WASHINGTON - The newest member of the U.S. Supreme Court, Brett Kavanaugh, took his seat Tuesday and heard his first arguments, just days after he narrowly won Senate confirmation to fill a vacancy on the country's highest court.
A handful of protesters opposed to President Donald Trump's nomination of Kavanaugh to a lifetime appointment to the court gathered outside, chanting, "This isn't over, we're still here."
Trump, in a Twitter comment, claimed without evidence that demonstrators against Kavanaugh were hired to protest. But he said that "the paid D.C. protesters are now ready to REALLY protest because they haven’t gotten their checks - in other words, they weren’t paid! Screamers in Congress, and outside, were far too obvious - less professional than anticipated by those paying (or not paying) the bills!"
The paid D.C. protesters are now ready to REALLY protest because they haven’t gotten their checks - in other words, they weren’t paid! Screamers in Congress, and outside, were far too obvious - less professional than anticipated by those paying (or not paying) the bills!— Donald J. Trump (@realDonaldTrump) October 9, 2018

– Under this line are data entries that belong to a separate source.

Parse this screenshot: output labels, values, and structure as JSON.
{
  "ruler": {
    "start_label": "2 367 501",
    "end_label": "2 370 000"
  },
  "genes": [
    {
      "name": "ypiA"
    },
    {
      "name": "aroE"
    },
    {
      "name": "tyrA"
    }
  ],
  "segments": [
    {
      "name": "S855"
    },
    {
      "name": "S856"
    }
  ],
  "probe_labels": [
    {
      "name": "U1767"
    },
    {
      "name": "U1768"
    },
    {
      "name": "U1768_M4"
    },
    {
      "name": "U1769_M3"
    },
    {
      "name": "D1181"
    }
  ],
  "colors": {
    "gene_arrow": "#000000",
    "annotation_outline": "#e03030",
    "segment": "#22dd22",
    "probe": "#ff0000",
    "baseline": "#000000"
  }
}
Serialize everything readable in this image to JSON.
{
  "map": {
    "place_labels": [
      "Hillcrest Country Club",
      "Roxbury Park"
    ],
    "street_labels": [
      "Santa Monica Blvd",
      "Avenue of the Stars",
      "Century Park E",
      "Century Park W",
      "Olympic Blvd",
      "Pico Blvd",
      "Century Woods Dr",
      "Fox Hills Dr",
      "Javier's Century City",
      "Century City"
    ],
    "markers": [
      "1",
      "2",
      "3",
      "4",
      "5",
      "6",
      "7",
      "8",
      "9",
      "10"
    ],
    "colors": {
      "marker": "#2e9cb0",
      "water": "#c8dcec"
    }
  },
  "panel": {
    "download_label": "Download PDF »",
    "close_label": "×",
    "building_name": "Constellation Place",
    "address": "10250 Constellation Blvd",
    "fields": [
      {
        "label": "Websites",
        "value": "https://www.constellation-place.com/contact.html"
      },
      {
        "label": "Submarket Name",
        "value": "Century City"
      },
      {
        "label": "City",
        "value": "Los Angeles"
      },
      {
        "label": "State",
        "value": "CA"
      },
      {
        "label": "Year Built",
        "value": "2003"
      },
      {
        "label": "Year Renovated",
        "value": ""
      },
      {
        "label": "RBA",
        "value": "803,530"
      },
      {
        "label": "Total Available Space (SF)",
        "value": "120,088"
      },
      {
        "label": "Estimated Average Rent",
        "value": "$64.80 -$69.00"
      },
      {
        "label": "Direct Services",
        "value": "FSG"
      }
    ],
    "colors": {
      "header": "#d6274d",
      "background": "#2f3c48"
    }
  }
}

Kavanaugh's first Supreme Court case involved arguments over the federal criminal sentencing law and came hours after Trump staged a ceremonial swearing-in for Kavanaugh at the White House. The jurist had already been officially sworn in Saturday soon after the Senate voted 50-48 to confirm his appointment.
Kavanaugh's appointment roiled Washington for weeks, after university professor Christine Blasey Ford accused him of sexually assaulting her more than three decades ago when both were teenagers growing up in suburban Washington. Ford told lawmakers she was "100 percent" certain Kavanaugh attacked her, but Kavanaugh forcefully denied he had assaulted her or any other woman.
At Monday night's ceremony, Trump declared, "On behalf of our nation, I want to apologize to Brett and the entire Kavanaugh family for the terrible pain and suffering you have been forced to endure. You, sir, under historic scrutiny, were proven innocent."
Kavanaugh said, "Every American can be assured that I will be an independent and impartial justice."
As Trump, the other eight court justices and a number of Republican senators crucial to the confirmation process watched, retired Justice Anthony Kennedy administered the judicial oath to Kavanaugh.
"The Senate confirmation process was contentious and emotional. That is now over," Kavanaugh said. He added that the Supreme Court "is not a partisan or political institution," promising to "always be a team player on a team of nine."
Hours before the White House ceremony, Trump accused opposition Democrats of plotting to remove Kavanaugh from the bench.
Kavanaugh was "caught up in a hoax set up by the Democrats," Trump told reporters, without elaborating. "And now they want to impeach him."
Speaking before boarding the Marine One helicopter on the White House south lawn, Trump predicted the attack on Kavanaugh would cost the opposition party in next month's nationwide congressional elections.
The president and his fellow Republicans are hoping the confirmation of the 53-year-old conservative jurist will energize their supporters in the midterm voting when political control of Congress is at stake.
"The American public has seen this charade, and it was a disgrace. And I think it's really going to show you something come November 6," Trump said.
Kavanaugh replaces Kennedy, a conservative jurist who often cast the deciding swing vote on ideologically divisive issues, upholding abortion and gay rights and the use of affirmative action aiding racial minorities in college admissions.
Independent court analysts, however, predict Kavanaugh is likely to concur with more conservative interpretations of the law, giving a solid 5-4 ideological edge on the court to those who lean to the right.